- _EXERCISE_
Would you please copy each line below that includes the string "check"?

- _DATASET CONTENT_
= Beginning of Section =

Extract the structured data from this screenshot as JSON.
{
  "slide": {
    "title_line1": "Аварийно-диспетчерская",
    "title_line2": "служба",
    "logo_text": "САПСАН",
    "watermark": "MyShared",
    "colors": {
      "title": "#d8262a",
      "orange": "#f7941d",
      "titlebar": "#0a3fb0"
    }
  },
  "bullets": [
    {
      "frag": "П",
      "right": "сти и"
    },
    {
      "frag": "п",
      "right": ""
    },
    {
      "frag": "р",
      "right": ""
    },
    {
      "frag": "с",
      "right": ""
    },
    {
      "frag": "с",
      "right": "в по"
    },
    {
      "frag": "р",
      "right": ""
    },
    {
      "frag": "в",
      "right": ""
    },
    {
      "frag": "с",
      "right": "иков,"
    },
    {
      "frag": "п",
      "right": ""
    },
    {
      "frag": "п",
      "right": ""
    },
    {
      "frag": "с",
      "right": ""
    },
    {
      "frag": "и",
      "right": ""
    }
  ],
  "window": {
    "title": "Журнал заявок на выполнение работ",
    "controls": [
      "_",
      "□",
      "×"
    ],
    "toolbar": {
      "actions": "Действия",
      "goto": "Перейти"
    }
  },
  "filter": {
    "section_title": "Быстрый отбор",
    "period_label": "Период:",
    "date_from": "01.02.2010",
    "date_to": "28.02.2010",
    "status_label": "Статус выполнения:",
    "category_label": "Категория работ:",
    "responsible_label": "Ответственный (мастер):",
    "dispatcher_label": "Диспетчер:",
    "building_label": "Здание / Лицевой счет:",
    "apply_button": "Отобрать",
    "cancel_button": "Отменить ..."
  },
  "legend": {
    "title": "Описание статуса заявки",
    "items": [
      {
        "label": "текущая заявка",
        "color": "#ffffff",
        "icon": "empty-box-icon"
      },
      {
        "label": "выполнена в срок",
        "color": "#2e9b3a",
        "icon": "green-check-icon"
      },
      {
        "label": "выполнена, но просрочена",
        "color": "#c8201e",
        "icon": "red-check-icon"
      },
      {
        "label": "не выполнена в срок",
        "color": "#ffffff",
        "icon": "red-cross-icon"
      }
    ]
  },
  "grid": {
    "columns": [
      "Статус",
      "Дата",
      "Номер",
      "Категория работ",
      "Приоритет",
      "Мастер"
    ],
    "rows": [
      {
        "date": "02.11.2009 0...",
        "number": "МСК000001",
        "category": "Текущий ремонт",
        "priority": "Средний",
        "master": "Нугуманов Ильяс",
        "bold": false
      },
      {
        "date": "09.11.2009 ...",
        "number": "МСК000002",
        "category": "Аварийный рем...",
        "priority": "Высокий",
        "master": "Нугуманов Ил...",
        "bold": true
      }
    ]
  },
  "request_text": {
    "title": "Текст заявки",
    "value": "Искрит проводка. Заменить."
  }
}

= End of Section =

- _SOLUTION TO THE PROBLEM_
        "icon": "green-check-icon"
        "icon": "red-check-icon"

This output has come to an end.